Problem details:
Skip any image you find and restate the rest of the data word for word.
* * * * * * * * *
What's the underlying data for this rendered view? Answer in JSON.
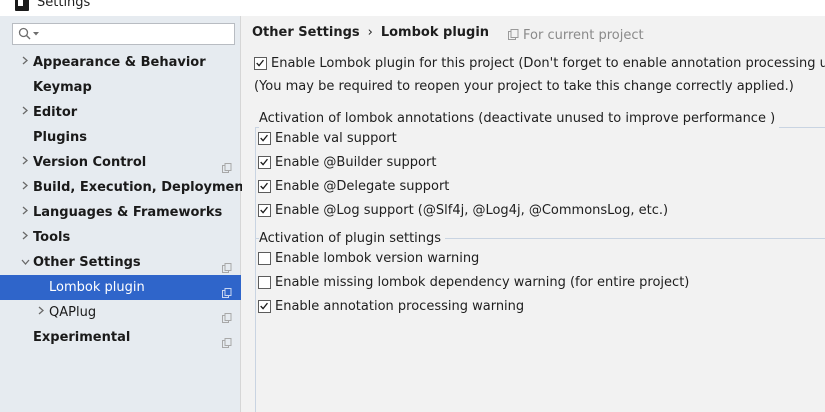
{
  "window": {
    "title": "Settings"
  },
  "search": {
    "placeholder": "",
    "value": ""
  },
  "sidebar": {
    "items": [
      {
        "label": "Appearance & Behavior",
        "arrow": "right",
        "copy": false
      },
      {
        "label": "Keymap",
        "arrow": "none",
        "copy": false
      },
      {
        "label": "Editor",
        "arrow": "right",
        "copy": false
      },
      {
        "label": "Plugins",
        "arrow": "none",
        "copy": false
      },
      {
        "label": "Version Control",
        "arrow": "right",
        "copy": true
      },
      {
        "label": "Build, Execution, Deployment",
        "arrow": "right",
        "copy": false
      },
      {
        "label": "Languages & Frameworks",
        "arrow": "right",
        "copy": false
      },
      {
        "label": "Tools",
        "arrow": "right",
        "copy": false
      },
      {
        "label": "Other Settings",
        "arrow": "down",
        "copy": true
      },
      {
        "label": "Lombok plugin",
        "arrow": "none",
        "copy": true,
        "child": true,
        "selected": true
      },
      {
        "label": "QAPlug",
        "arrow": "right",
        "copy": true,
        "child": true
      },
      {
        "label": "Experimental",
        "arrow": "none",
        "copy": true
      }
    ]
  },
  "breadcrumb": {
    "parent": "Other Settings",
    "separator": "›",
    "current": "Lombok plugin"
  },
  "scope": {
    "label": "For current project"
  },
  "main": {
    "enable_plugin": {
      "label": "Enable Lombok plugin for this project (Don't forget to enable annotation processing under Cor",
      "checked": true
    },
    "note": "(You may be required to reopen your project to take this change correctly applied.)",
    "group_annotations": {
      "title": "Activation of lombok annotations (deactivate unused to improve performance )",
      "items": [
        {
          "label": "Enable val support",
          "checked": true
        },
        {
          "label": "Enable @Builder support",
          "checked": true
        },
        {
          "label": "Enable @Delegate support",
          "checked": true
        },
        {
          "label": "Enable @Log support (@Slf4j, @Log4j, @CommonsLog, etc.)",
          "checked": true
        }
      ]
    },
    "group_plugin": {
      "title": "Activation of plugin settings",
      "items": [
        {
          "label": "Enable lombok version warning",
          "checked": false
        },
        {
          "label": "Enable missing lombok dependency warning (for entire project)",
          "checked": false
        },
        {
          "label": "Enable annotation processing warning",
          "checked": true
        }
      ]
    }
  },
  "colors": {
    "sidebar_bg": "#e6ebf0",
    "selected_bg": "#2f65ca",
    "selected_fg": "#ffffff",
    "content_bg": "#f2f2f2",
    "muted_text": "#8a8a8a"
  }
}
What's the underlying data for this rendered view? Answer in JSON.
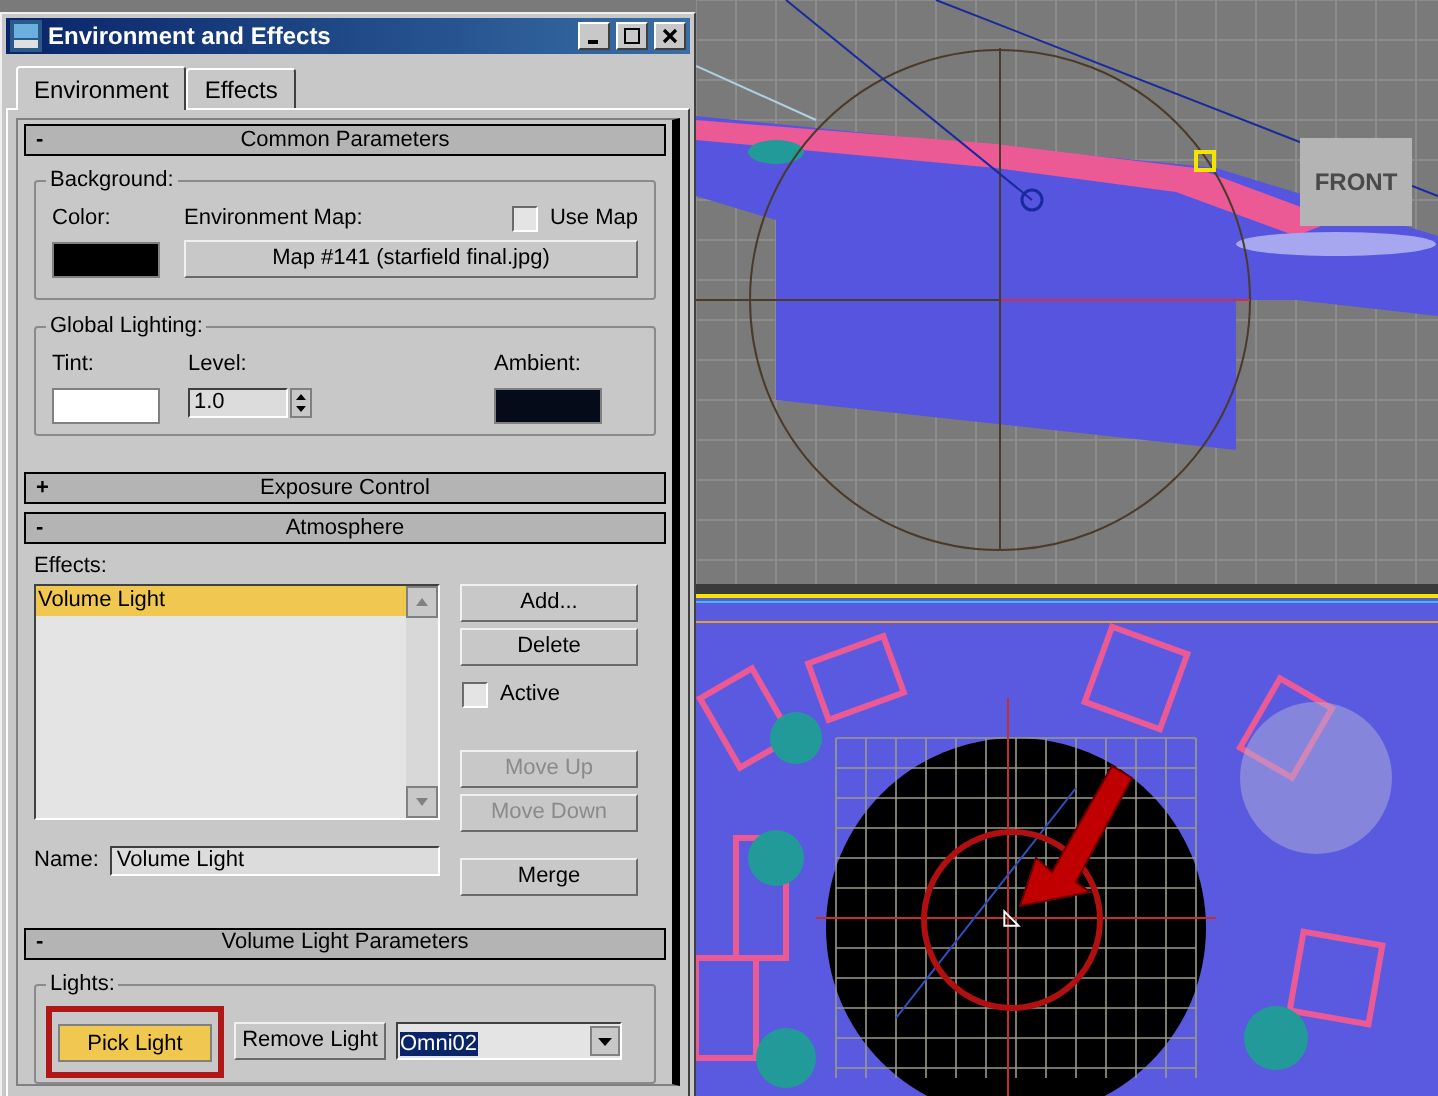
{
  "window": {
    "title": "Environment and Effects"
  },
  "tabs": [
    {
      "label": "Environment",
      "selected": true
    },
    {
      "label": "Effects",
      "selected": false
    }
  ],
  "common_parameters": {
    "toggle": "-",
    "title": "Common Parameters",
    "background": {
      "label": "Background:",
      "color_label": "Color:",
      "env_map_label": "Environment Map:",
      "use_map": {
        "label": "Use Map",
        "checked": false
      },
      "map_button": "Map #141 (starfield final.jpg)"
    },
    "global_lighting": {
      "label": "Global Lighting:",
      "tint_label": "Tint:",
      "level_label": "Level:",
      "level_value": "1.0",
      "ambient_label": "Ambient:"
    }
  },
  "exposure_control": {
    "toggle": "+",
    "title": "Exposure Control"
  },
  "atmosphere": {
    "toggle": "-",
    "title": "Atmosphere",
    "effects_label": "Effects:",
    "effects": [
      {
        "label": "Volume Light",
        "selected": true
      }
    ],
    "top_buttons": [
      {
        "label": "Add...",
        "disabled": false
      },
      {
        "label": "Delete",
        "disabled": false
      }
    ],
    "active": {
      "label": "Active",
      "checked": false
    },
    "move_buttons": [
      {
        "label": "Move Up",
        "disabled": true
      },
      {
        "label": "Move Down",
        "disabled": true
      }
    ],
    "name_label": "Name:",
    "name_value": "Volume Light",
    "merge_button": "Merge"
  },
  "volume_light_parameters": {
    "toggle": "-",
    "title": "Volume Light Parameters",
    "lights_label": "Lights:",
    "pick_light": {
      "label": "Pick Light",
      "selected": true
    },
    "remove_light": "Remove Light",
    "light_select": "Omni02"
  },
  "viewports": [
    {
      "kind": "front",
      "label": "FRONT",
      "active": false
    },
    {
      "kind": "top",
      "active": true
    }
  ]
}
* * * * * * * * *
Answer section:
What's the underlying data for this rendered view? Answer in JSON.
{
  "window": {
    "title": "Settings"
  },
  "search": {
    "placeholder": "",
    "value": ""
  },
  "sidebar": {
    "items": [
      {
        "label": "Appearance & Behavior",
        "arrow": "right",
        "copy": false
      },
      {
        "label": "Keymap",
        "arrow": "none",
        "copy": false
      },
      {
        "label": "Editor",
        "arrow": "right",
        "copy": false
      },
      {
        "label": "Plugins",
        "arrow": "none",
        "copy": false
      },
      {
        "label": "Version Control",
        "arrow": "right",
        "copy": true
      },
      {
        "label": "Build, Execution, Deployment",
        "arrow": "right",
        "copy": false
      },
      {
        "label": "Languages & Frameworks",
        "arrow": "right",
        "copy": false
      },
      {
        "label": "Tools",
        "arrow": "right",
        "copy": false
      },
      {
        "label": "Other Settings",
        "arrow": "down",
        "copy": true
      },
      {
        "label": "Lombok plugin",
        "arrow": "none",
        "copy": true,
        "child": true,
        "selected": true
      },
      {
        "label": "QAPlug",
        "arrow": "right",
        "copy": true,
        "child": true
      },
      {
        "label": "Experimental",
        "arrow": "none",
        "copy": true
      }
    ]
  },
  "breadcrumb": {
    "parent": "Other Settings",
    "separator": "›",
    "current": "Lombok plugin"
  },
  "scope": {
    "label": "For current project"
  },
  "main": {
    "enable_plugin": {
      "label": "Enable Lombok plugin for this project (Don't forget to enable annotation processing under Cor",
      "checked": true
    },
    "note": "(You may be required to reopen your project to take this change correctly applied.)",
    "group_annotations": {
      "title": "Activation of lombok annotations (deactivate unused to improve performance )",
      "items": [
        {
          "label": "Enable val support",
          "checked": true
        },
        {
          "label": "Enable @Builder support",
          "checked": true
        },
        {
          "label": "Enable @Delegate support",
          "checked": true
        },
        {
          "label": "Enable @Log support (@Slf4j, @Log4j, @CommonsLog, etc.)",
          "checked": true
        }
      ]
    },
    "group_plugin": {
      "title": "Activation of plugin settings",
      "items": [
        {
          "label": "Enable lombok version warning",
          "checked": false
        },
        {
          "label": "Enable missing lombok dependency warning (for entire project)",
          "checked": false
        },
        {
          "label": "Enable annotation processing warning",
          "checked": true
        }
      ]
    }
  },
  "colors": {
    "sidebar_bg": "#e6ebf0",
    "selected_bg": "#2f65ca",
    "selected_fg": "#ffffff",
    "content_bg": "#f2f2f2",
    "muted_text": "#8a8a8a"
  }
}
What's the underlying data for this rendered view? Answer in JSON.
{
  "window": {
    "title": "Environment and Effects"
  },
  "tabs": [
    {
      "label": "Environment",
      "selected": true
    },
    {
      "label": "Effects",
      "selected": false
    }
  ],
  "common_parameters": {
    "toggle": "-",
    "title": "Common Parameters",
    "background": {
      "label": "Background:",
      "color_label": "Color:",
      "env_map_label": "Environment Map:",
      "use_map": {
        "label": "Use Map",
        "checked": false
      },
      "map_button": "Map #141 (starfield final.jpg)"
    },
    "global_lighting": {
      "label": "Global Lighting:",
      "tint_label": "Tint:",
      "level_label": "Level:",
      "level_value": "1.0",
      "ambient_label": "Ambient:"
    }
  },
  "exposure_control": {
    "toggle": "+",
    "title": "Exposure Control"
  },
  "atmosphere": {
    "toggle": "-",
    "title": "Atmosphere",
    "effects_label": "Effects:",
    "effects": [
      {
        "label": "Volume Light",
        "selected": true
      }
    ],
    "top_buttons": [
      {
        "label": "Add...",
        "disabled": false
      },
      {
        "label": "Delete",
        "disabled": false
      }
    ],
    "active": {
      "label": "Active",
      "checked": false
    },
    "move_buttons": [
      {
        "label": "Move Up",
        "disabled": true
      },
      {
        "label": "Move Down",
        "disabled": true
      }
    ],
    "name_label": "Name:",
    "name_value": "Volume Light",
    "merge_button": "Merge"
  },
  "volume_light_parameters": {
    "toggle": "-",
    "title": "Volume Light Parameters",
    "lights_label": "Lights:",
    "pick_light": {
      "label": "Pick Light",
      "selected": true
    },
    "remove_light": "Remove Light",
    "light_select": "Omni02"
  },
  "viewports": [
    {
      "kind": "front",
      "label": "FRONT",
      "active": false
    },
    {
      "kind": "top",
      "active": true
    }
  ]
}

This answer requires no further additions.